Christian WIMAN, My Bright Abyss: Meditation of a Modern Believer. New York: Farrar, Straus and Giroux, 2013, pp. 182. $13.00 pb. ISBN 978-0374534370. Reviewed by Wilburn T. STANCIL, Rockhurst University, Kansas City, MO 64110.
The opening of a new academic building on my campus was personally traumatic. After two decades housed in the same office, my new— but much smaller—office required downsizing of my personal library. Thirty-five years of my intellectual life had to be culled. What to keep, what to discard? Some choices were obvious, some not so obvious. My Bright Abyss was an obvious keeper. In fact, it now shares a spot on my bookshelf next to other classics on the spiritual life.

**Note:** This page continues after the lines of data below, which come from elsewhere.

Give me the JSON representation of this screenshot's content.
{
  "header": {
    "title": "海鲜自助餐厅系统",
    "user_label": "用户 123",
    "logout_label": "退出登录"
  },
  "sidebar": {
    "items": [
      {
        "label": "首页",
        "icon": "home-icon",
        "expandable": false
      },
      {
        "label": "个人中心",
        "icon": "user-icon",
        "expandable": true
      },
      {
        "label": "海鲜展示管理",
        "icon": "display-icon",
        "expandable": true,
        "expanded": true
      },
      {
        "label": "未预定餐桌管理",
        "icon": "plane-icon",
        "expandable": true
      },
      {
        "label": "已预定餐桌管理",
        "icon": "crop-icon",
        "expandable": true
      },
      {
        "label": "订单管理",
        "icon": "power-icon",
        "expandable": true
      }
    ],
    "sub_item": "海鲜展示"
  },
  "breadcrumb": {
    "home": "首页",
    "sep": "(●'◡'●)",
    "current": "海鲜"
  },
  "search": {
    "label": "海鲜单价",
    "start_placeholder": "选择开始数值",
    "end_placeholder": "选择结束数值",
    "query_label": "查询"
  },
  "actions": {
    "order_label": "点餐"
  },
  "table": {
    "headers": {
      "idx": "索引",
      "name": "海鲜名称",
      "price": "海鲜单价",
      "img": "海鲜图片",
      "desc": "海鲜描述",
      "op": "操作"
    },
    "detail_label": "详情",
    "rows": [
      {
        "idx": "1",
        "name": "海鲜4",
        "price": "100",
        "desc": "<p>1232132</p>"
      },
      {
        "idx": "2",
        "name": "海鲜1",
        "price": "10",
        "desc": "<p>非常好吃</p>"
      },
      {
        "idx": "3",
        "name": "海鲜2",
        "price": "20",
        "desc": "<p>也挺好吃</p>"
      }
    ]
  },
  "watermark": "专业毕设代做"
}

Christian Wiman is a senior lecturer in religion and literature at Yale University’s Institute of Sacred Music. A poet by trade, Wiman describes his theology as an “accidental” theology, that is, theology “conducted by unexpected means” (http://ism.yale.e du/people/christian-wiman). In Wiman’s case, the “unexpected means” were his diagnosis of a rare form of incurable cancer. Over the years, the cancer has been in a cycle of remission and return, but, as Wiman notes, it casts a shadow over “every act and thought” (p. viii).
Wiman not only has a poet’s heart but a poet’s skill—the observant eye, the internalization of and reflection on experiences, and the skill to put those experiences into words. The book is primarily prose intermingled throughout with Wiman’s (and other’s) poetry. But Wiman’s prose is so exact, the word choice so precise, that one marvels at the form itself and can quickly be captivated by it, losing sight of the content.
Wiman was reared in West Texas, a land of pickup trucks and Southern Baptists. Awash in a culture of religious fundamentalism, he never met an unbeliever until his college days in Virginia. What followed were years of no faith, or, as Wiman came to describe it, a “mild abeyance of belief” that remained latent (p.12). The turning point was the great love he discovered in meeting his wife Danielle, followed by the diagnosis of cancer. Great love and great despair prompt responses. “But how could it be otherwise? It takes a real jolt to get us to change our jobs, our relationships, our daily coffee consumption, for goodness’ sake—or, if we are wired that way, to change our addiction to change. How much more urgency is needed, how much more primal fear, to startle the heart out of its ruts and ruins” (146).
For Wiman faith encompasses uncertainty, change, doubt, and sorrow. It emerges from the extremes of joy and grief, but always remains provisional. Faith is not so much a new life as the “old life newly seen” (108). Dogma has its place in Christianity—“the ropes, clips, and toe spikes whereby one descends into the abyss” (p. 117). But ultimately, only faith, not dogma, is adequate in face of the mystery that is God. “This is why art is so often better at theology than theology is” (130).
In writing this review, I was tempted to simply provide a florilegium of quotes. My Bright Abyss is that kind of book. Memorable sentences and paragraphs, lyrically written with poetic sensibilities. The life journey of a modern believer. Read it and mark it, yes. But more importantly, let Wiman’s journey provide strength and guidance for your own.